Start of PROVIDED MATERIAL

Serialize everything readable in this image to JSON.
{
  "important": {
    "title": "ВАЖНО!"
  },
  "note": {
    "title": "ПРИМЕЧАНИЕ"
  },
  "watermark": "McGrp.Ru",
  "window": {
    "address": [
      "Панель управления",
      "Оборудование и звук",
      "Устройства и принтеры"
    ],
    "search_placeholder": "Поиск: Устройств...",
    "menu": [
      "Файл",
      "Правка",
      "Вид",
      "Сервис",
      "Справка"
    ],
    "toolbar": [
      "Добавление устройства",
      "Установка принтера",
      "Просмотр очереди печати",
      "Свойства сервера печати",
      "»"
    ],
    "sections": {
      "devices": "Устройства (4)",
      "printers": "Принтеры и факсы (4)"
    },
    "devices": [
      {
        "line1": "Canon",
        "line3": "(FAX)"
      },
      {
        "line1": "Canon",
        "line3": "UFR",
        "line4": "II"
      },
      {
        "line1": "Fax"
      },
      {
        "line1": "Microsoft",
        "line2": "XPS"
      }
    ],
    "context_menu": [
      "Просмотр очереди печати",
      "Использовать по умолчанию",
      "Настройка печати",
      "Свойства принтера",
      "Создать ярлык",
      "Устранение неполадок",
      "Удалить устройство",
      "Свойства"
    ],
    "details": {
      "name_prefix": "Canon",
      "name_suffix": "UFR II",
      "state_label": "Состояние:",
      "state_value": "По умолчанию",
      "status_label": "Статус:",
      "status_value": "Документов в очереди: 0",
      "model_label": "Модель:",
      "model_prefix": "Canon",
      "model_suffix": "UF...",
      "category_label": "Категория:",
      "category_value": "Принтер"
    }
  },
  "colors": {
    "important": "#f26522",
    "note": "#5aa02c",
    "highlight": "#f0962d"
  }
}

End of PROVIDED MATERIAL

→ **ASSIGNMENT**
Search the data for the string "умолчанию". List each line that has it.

→ **WRITTEN REPLY**
      "Использовать по умолчанию",
      "state_value": "По умолчанию",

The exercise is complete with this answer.